9. Denver, CO

OK, Denver, really, isn’t my fave. But – the Pearl Street Arts fest in Boulder is excellent, the accompanying art galleries are excellent, there’s tons of great food and of course that Colorado hiking and mountain air.

10. Minneapolis, MN

Minneapolis! Am I saving the best for last? I might be. Cafes galore, vegan food galore, awesome art galleries and gift shops, and a wonderful art festival. Beautiful trails, tons of options for biking and walking. We loved it here!

11. Oh, wait, one more: Fort Worth, TX
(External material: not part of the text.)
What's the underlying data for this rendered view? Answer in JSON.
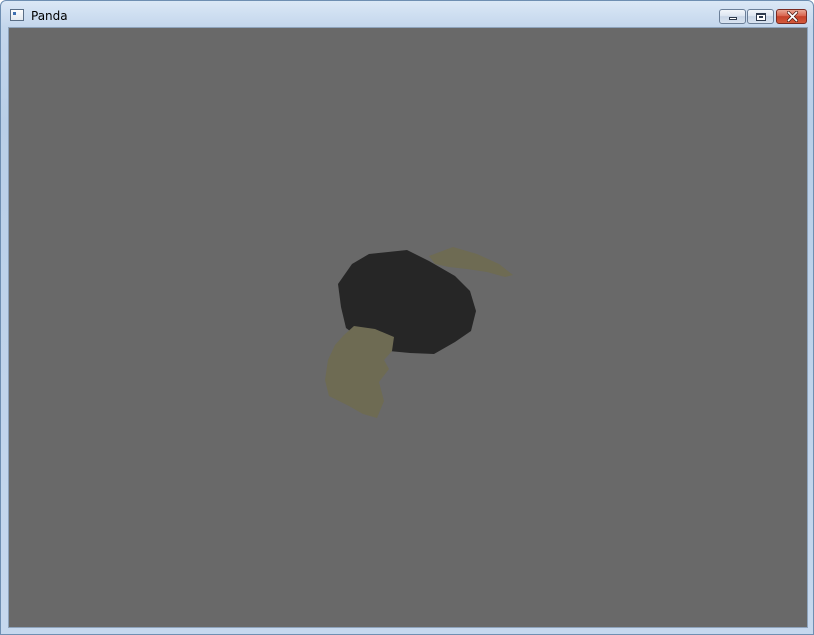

I have to put my home on the list: Fort Worth. The art festival is insane good (just get there on a Thursday or Sunday eve: otherwise you will not get to see any art; it’s just too crowded). The fest is held downtown, which is part of the appeal, and quite honestly, part of the reason it is so damn crowded. It’s better for live music lovers, in my opinion, than purchasing art, unless you can get here during an off time. The rest of the city is filled with great places to check out: The Near Southside for breweries, coffee shops, gift shops, and it’s a bit walkable, which is rare in FW. Downtown (Sundance Square) is cute at night especially with the fountains running, the Water Gardens are gorgeous, the art museums are great, and there’s a good amount of vegan food options in the city nicknamed Cowtown.
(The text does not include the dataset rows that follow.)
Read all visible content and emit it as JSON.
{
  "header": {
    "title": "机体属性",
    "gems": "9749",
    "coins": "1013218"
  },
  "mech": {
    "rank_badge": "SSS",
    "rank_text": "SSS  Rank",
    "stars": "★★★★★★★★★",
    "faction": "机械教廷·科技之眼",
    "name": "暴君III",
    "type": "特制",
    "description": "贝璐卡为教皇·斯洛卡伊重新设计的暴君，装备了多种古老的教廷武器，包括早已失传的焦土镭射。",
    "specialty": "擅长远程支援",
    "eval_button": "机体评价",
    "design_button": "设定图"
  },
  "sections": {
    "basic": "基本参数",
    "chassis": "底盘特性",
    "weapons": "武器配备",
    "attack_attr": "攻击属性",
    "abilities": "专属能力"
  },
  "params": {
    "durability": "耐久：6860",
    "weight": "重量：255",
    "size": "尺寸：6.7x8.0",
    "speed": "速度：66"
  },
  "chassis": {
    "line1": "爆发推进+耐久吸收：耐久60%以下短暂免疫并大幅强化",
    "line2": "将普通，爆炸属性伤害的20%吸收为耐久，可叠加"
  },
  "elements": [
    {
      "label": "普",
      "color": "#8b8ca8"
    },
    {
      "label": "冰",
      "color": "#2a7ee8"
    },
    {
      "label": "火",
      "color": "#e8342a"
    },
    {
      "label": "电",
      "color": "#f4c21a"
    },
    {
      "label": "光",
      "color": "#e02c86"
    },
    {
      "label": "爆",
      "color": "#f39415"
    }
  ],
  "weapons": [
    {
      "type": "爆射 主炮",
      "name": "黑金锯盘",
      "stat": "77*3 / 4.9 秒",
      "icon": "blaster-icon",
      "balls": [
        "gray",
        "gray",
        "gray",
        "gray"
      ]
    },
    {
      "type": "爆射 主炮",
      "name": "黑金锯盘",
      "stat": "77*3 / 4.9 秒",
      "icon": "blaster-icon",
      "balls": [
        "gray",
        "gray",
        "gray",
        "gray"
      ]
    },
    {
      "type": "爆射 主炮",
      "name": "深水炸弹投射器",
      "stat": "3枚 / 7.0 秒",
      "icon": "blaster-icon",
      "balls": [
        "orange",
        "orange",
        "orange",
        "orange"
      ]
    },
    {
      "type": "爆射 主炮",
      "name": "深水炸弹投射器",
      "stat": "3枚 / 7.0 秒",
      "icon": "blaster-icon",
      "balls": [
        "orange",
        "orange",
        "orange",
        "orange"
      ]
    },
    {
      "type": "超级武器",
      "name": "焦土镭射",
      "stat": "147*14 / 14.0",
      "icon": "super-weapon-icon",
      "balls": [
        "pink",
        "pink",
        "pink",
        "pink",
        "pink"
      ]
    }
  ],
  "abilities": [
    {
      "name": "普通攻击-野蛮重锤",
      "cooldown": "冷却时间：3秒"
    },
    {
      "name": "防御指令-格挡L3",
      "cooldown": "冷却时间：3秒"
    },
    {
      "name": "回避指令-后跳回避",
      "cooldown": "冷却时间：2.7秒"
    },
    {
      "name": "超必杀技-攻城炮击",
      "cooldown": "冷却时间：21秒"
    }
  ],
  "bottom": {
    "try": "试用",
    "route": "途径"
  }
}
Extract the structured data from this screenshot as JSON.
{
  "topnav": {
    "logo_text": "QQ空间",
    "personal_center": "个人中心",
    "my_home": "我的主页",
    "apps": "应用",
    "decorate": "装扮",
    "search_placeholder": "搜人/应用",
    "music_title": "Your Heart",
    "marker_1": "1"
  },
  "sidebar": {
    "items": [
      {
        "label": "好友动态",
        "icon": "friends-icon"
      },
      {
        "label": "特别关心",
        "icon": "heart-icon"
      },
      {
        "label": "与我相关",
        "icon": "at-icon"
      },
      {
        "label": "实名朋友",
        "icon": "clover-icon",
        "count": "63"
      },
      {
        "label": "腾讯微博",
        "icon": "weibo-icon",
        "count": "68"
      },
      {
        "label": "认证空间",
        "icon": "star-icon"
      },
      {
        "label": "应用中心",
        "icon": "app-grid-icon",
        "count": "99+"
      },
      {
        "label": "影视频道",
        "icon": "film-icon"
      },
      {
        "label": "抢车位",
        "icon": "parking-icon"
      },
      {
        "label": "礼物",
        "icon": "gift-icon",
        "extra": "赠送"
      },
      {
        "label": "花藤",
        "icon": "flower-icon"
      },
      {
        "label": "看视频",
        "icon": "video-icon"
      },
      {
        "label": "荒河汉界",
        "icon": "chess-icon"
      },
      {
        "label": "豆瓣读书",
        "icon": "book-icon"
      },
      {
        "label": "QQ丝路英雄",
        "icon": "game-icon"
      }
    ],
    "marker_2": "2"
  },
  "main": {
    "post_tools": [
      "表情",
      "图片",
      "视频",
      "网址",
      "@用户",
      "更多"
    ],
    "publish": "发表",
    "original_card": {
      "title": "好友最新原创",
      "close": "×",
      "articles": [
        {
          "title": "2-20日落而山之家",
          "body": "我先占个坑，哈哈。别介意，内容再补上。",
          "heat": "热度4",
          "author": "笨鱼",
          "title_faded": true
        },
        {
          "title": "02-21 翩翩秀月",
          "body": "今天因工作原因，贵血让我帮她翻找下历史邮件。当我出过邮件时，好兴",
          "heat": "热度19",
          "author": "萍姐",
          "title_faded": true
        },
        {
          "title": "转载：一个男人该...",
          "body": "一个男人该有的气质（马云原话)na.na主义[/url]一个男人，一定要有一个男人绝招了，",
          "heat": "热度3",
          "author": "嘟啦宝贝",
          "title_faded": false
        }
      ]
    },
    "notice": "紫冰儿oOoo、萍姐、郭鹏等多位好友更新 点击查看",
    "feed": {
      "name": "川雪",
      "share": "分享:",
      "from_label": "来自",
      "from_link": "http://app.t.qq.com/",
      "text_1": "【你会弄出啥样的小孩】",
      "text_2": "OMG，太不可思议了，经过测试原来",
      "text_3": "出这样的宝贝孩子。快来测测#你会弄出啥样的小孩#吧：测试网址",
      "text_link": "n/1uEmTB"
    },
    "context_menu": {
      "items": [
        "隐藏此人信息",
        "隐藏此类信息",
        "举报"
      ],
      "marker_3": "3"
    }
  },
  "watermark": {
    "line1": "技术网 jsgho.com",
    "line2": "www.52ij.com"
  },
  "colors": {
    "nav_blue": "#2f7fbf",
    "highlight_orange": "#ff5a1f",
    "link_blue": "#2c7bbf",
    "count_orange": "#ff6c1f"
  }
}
12. I lied, one more: Nashville, TN

Nashville…it’s a great city for sure: gorgeous, delicious farm to table food, beautiful college campuses, tons of great music. The art fests are great too, although I believe a few of them are no longer happening. There’s a wonderful art gallery by Vanderbilt and of course the new Ann Patchett bookstore. East Nashville and Franklin, my old homes, are great places to visit. Nashville deserves a solid 4-day weekend.

The ones we’d skip if we could do it over again:
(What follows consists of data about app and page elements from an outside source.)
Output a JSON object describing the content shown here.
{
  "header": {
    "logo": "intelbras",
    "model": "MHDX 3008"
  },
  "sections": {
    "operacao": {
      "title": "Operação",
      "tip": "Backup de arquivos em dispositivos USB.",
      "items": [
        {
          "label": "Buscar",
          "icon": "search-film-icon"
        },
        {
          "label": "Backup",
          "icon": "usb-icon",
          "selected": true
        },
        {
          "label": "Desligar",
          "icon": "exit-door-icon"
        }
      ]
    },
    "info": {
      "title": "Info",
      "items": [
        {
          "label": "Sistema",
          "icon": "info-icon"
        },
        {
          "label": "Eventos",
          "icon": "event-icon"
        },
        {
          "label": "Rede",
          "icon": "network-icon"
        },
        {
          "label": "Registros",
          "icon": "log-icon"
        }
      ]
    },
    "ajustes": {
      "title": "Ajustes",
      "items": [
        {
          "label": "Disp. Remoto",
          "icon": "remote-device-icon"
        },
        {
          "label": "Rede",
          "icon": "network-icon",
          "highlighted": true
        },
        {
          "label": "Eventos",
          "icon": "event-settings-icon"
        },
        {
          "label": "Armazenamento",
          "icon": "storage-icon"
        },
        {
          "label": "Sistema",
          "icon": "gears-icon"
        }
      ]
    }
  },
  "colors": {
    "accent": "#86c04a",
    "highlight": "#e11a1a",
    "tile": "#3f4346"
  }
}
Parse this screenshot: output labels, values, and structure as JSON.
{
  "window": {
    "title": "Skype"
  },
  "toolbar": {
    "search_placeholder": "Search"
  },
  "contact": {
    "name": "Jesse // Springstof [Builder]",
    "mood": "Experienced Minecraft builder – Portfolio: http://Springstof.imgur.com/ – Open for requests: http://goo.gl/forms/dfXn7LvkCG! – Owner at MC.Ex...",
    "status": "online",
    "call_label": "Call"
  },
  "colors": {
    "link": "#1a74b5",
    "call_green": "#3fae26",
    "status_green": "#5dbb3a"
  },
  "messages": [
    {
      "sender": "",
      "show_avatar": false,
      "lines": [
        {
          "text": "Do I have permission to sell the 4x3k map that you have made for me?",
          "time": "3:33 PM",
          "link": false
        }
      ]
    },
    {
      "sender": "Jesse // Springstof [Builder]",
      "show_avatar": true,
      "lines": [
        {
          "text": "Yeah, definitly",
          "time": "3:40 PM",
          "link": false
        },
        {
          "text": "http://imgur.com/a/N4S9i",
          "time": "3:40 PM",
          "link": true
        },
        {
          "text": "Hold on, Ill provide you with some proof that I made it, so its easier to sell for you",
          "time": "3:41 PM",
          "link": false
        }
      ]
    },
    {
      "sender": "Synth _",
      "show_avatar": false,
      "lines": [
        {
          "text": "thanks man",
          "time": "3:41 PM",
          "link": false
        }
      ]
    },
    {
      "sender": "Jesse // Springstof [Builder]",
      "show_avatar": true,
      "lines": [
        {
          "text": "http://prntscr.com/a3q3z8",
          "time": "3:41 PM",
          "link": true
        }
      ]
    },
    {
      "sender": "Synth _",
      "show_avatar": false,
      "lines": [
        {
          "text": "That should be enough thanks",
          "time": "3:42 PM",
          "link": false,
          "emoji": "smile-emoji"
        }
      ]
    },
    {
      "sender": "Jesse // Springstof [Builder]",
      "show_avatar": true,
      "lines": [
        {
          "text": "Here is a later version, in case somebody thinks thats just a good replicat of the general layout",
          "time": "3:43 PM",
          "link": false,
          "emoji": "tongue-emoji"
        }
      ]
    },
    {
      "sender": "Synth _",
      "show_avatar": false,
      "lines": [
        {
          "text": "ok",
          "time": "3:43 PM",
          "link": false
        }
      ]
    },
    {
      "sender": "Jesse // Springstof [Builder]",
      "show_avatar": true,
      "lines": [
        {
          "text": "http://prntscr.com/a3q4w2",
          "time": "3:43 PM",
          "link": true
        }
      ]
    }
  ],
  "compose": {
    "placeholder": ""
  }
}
Arkansas Craft Fair (although Bentonville and Fayetteville are cute for one night), Kansas City Plaza Art Fair (the fountains in this city are pretty and, I realize how silly and white this sounds, but: the Whole Foods is outstanding – otherwise, I’d skip it), Louisville Art Festival (argh I don’t even know what to say about this one).

The ones that you’d expect to see on this list:

Austin… of course… it does have good art and great food and good nature. It also has too many damn people, really crowded and quite frankly, ugly streets. Sorry, I can’t get into this place. The art fests that I have been to seem more craft/funky than what you’d see at a typical art festival. You might love that. I personally don’t.

Chicago, New York, Los Angeles, D.C. … Yes, these art cities are incredible. They are each worth a visit on their own, hands down. At this point in my life, I’d much rather go to smaller places than these huge metropolises, and so, I have left them off the list.

The ones we can’t wait to get to:

Park City, UT, Tempe, AZ, Richmond, VA
… and, where else? What do you all think? What are we missing?

Special thanks to Joe Ramos for designing this map for us.